A practical framework for generating volumetric meshes of subject-specific soft tissue

Appendix B Static MRI scans of the whole lower limb have been performed. The subject was lying in a resting pose. In close collaboration with radiologists, adequate protocols for the imaging of soft and bony tissues was defined. The following protocol was used: 1.5T Philips Medical Systems machine, axial 2D T1 Turbo Spin Echo, TR/TE = 578/18 ms, FOV/FA = 40 cm/90◦ , matrix/resolution = 512x512/0.78x0.78 mm, thickness: from 2 mm (near joints) to 10 mm (long bones). Not all algorithms in the pipeline can be used without configuration. We describe hereafter the most significant parameters used in the pipeline. The smoothing algorithm (Section 3.3) has three parameters: λ factor, µ factor and number N . The surfaces in our dataset are smoothed with the values λ = 0.33, µ = −0.331 and N = 1000 iterations. In the tendon generation step (Section 3.4), we add regularly spaced vertices to fill the gap between the end of the tendon and the start of the muscle. The space between these rows of vertices is set to 2 mm. The degenerate triangle method (Section 3.5), needs two values, e and α , that respectively indicate the minimal edge length and minimal angle. In the experiment, we used e = 0.5 mm and α = 0.01 degrees. The overlap solving algorithm (Section 3.6) creates a raw-offset of the surface that will be subtracted. The parameter λ indicating the distance of the offset is set to λ = 1 mm. The volume mesh generation step has several parameters determining the final density and accuracy of the output mesh. Table 1 lists the parameters used on our dataset. For both muscle and bone objects, we choose the same values for angular bound and radiusedge bound. This is because these values do not influence the amount of elements created in the output mesh, but only influence the runtime of the mesh generation. Facet angular bound is set to 30 degrees because the CGAL algorithm will guarantee a solution for this bound. The radius-edge ratio is set to 1.25, because we want to avoid unbalanced tetrahedra. For the radius bounds, we choose for the muscle a lower value since it will deform during the simulation and therefore needs a higher resolution. The bones are not going to deform so the size of the tetrahedra inside of the bones is not important, hence the high value.

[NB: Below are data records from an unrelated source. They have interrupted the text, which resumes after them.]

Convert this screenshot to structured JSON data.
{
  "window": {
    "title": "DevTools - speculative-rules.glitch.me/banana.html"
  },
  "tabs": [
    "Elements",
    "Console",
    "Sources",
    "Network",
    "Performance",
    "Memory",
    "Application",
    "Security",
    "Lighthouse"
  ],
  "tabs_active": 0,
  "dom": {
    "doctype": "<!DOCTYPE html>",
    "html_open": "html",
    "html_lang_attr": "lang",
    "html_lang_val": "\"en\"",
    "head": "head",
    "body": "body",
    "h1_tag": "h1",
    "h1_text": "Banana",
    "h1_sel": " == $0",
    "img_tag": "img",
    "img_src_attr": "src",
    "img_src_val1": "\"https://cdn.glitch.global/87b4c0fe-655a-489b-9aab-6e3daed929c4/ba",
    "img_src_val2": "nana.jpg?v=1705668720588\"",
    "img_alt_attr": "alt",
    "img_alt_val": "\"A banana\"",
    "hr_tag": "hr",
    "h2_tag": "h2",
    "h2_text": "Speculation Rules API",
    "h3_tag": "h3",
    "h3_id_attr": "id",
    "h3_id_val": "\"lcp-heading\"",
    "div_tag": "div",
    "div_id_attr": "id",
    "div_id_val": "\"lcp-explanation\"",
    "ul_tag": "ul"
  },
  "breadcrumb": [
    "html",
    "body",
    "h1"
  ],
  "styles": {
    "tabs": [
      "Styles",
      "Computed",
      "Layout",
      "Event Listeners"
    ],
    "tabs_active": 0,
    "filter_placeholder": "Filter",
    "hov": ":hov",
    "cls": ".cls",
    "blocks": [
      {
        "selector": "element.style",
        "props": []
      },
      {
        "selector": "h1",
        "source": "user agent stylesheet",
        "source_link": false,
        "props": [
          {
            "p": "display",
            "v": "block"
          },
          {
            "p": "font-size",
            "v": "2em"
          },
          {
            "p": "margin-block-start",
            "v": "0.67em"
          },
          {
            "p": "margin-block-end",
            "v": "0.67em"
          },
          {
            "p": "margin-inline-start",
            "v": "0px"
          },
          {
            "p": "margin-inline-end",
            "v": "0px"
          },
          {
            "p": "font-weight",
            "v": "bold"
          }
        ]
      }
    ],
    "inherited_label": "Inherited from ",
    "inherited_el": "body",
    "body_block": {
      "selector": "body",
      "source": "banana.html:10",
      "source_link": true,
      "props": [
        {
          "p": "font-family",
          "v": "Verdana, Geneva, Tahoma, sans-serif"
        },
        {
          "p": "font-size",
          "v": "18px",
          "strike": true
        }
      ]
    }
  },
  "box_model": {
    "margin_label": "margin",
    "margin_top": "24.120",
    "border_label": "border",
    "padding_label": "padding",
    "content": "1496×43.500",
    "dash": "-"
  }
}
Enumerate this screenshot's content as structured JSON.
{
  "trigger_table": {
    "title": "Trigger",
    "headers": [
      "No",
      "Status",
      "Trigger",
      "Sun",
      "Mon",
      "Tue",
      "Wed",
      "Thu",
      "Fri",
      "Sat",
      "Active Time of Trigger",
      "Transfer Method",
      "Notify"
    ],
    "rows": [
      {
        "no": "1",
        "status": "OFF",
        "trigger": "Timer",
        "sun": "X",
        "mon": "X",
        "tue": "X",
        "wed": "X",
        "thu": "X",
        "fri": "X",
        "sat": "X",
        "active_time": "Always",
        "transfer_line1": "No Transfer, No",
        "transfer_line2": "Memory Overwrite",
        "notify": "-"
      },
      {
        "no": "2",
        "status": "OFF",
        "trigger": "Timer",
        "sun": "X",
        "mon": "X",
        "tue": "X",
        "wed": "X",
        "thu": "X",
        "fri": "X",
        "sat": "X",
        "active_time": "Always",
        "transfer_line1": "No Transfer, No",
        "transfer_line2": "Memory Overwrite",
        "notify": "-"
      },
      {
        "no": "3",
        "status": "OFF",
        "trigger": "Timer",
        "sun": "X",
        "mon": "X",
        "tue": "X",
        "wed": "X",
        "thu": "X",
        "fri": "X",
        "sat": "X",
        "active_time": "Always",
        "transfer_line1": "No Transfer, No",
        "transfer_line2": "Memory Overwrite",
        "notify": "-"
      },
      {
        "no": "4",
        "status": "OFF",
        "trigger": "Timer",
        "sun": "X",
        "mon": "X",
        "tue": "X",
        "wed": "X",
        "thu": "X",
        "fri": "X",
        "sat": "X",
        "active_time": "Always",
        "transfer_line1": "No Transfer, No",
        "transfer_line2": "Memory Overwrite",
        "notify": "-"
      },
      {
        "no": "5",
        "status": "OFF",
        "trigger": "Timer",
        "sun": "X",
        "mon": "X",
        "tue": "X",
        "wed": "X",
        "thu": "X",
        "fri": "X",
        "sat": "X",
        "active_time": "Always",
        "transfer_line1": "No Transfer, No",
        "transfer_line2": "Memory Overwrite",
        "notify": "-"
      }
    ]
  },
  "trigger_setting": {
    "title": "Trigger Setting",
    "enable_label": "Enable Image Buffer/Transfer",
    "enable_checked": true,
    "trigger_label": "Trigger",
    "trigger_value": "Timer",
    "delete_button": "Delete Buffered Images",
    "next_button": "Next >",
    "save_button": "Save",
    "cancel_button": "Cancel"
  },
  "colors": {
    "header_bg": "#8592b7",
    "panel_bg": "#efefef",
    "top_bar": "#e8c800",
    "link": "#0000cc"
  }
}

Parameter name facet angle (deg) facet size (mm) facet distance (mm) cell radius-edge ratio cell size (mm)

11 Muscle 30.0 5.0 0.5 1.25 3

Bone 30.0 15.0 0.75 4.0 100

Table 1 CGAL mesh generation parameters